| What this task involves |
Identical copies of all the records below are needed.

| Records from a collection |
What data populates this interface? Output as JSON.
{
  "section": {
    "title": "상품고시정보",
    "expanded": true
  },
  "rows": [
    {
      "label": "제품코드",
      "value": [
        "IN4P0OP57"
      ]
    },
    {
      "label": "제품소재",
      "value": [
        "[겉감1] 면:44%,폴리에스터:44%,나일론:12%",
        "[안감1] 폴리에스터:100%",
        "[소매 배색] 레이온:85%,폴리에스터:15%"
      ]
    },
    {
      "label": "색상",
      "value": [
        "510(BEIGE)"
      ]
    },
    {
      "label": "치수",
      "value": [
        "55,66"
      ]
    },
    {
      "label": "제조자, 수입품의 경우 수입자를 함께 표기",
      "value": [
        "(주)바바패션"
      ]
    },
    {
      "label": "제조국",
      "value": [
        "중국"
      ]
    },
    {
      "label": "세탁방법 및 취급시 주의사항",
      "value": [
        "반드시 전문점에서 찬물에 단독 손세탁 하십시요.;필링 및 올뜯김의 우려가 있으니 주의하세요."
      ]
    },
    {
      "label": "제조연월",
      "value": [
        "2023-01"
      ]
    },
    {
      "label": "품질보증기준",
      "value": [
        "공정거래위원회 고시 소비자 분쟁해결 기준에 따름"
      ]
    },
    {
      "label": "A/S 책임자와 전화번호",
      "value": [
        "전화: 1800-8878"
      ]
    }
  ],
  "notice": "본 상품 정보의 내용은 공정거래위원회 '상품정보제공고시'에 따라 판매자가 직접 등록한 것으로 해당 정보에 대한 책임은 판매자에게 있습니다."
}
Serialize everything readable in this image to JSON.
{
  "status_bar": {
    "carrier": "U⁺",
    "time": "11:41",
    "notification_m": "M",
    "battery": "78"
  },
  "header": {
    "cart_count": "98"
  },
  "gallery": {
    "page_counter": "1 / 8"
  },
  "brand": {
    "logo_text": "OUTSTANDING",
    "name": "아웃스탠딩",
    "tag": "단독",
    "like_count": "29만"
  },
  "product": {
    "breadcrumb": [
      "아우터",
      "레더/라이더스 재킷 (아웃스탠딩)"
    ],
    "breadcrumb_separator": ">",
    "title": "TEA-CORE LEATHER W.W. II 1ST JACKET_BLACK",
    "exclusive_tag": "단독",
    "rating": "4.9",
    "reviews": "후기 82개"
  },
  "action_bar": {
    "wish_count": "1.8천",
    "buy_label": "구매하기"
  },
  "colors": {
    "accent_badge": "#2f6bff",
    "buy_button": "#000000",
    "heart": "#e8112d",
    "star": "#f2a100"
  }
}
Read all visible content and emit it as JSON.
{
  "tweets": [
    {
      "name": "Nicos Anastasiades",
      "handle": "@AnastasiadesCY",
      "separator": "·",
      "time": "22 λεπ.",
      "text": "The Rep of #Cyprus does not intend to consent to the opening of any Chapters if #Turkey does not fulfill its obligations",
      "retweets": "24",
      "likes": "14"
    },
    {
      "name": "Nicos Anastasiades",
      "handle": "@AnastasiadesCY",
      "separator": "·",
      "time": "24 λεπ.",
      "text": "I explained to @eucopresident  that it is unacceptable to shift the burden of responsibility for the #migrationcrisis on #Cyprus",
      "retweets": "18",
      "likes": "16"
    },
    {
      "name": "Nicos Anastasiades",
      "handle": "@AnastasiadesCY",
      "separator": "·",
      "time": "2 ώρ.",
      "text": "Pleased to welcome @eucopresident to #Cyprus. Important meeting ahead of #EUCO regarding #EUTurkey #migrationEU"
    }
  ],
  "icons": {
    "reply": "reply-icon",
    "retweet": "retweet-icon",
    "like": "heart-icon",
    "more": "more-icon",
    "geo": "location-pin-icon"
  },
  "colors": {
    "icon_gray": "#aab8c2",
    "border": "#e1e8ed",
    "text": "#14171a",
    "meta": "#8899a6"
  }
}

| Exercise output |
What data populates this interface? Output as JSON.
{
  "section": {
    "title": "상품고시정보",
    "expanded": true
  },
  "rows": [
    {
      "label": "제품코드",
      "value": [
        "IN4P0OP57"
      ]
    },
    {
      "label": "제품소재",
      "value": [
        "[겉감1] 면:44%,폴리에스터:44%,나일론:12%",
        "[안감1] 폴리에스터:100%",
        "[소매 배색] 레이온:85%,폴리에스터:15%"
      ]
    },
    {
      "label": "색상",
      "value": [
        "510(BEIGE)"
      ]
    },
    {
      "label": "치수",
      "value": [
        "55,66"
      ]
    },
    {
      "label": "제조자, 수입품의 경우 수입자를 함께 표기",
      "value": [
        "(주)바바패션"
      ]
    },
    {
      "label": "제조국",
      "value": [
        "중국"
      ]
    },
    {
      "label": "세탁방법 및 취급시 주의사항",
      "value": [
        "반드시 전문점에서 찬물에 단독 손세탁 하십시요.;필링 및 올뜯김의 우려가 있으니 주의하세요."
      ]
    },
    {
      "label": "제조연월",
      "value": [
        "2023-01"
      ]
    },
    {
      "label": "품질보증기준",
      "value": [
        "공정거래위원회 고시 소비자 분쟁해결 기준에 따름"
      ]
    },
    {
      "label": "A/S 책임자와 전화번호",
      "value": [
        "전화: 1800-8878"
      ]
    }
  ],
  "notice": "본 상품 정보의 내용은 공정거래위원회 '상품정보제공고시'에 따라 판매자가 직접 등록한 것으로 해당 정보에 대한 책임은 판매자에게 있습니다."
}
Serialize everything readable in this image to JSON.
{
  "status_bar": {
    "carrier": "U⁺",
    "time": "11:41",
    "notification_m": "M",
    "battery": "78"
  },
  "header": {
    "cart_count": "98"
  },
  "gallery": {
    "page_counter": "1 / 8"
  },
  "brand": {
    "logo_text": "OUTSTANDING",
    "name": "아웃스탠딩",
    "tag": "단독",
    "like_count": "29만"
  },
  "product": {
    "breadcrumb": [
      "아우터",
      "레더/라이더스 재킷 (아웃스탠딩)"
    ],
    "breadcrumb_separator": ">",
    "title": "TEA-CORE LEATHER W.W. II 1ST JACKET_BLACK",
    "exclusive_tag": "단독",
    "rating": "4.9",
    "reviews": "후기 82개"
  },
  "action_bar": {
    "wish_count": "1.8천",
    "buy_label": "구매하기"
  },
  "colors": {
    "accent_badge": "#2f6bff",
    "buy_button": "#000000",
    "heart": "#e8112d",
    "star": "#f2a100"
  }
}
Read all visible content and emit it as JSON.
{
  "tweets": [
    {
      "name": "Nicos Anastasiades",
      "handle": "@AnastasiadesCY",
      "separator": "·",
      "time": "22 λεπ.",
      "text": "The Rep of #Cyprus does not intend to consent to the opening of any Chapters if #Turkey does not fulfill its obligations",
      "retweets": "24",
      "likes": "14"
    },
    {
      "name": "Nicos Anastasiades",
      "handle": "@AnastasiadesCY",
      "separator": "·",
      "time": "24 λεπ.",
      "text": "I explained to @eucopresident  that it is unacceptable to shift the burden of responsibility for the #migrationcrisis on #Cyprus",
      "retweets": "18",
      "likes": "16"
    },
    {
      "name": "Nicos Anastasiades",
      "handle": "@AnastasiadesCY",
      "separator": "·",
      "time": "2 ώρ.",
      "text": "Pleased to welcome @eucopresident to #Cyprus. Important meeting ahead of #EUCO regarding #EUTurkey #migrationEU"
    }
  ],
  "icons": {
    "reply": "reply-icon",
    "retweet": "retweet-icon",
    "like": "heart-icon",
    "more": "more-icon",
    "geo": "location-pin-icon"
  },
  "colors": {
    "icon_gray": "#aab8c2",
    "border": "#e1e8ed",
    "text": "#14171a",
    "meta": "#8899a6"
  }
}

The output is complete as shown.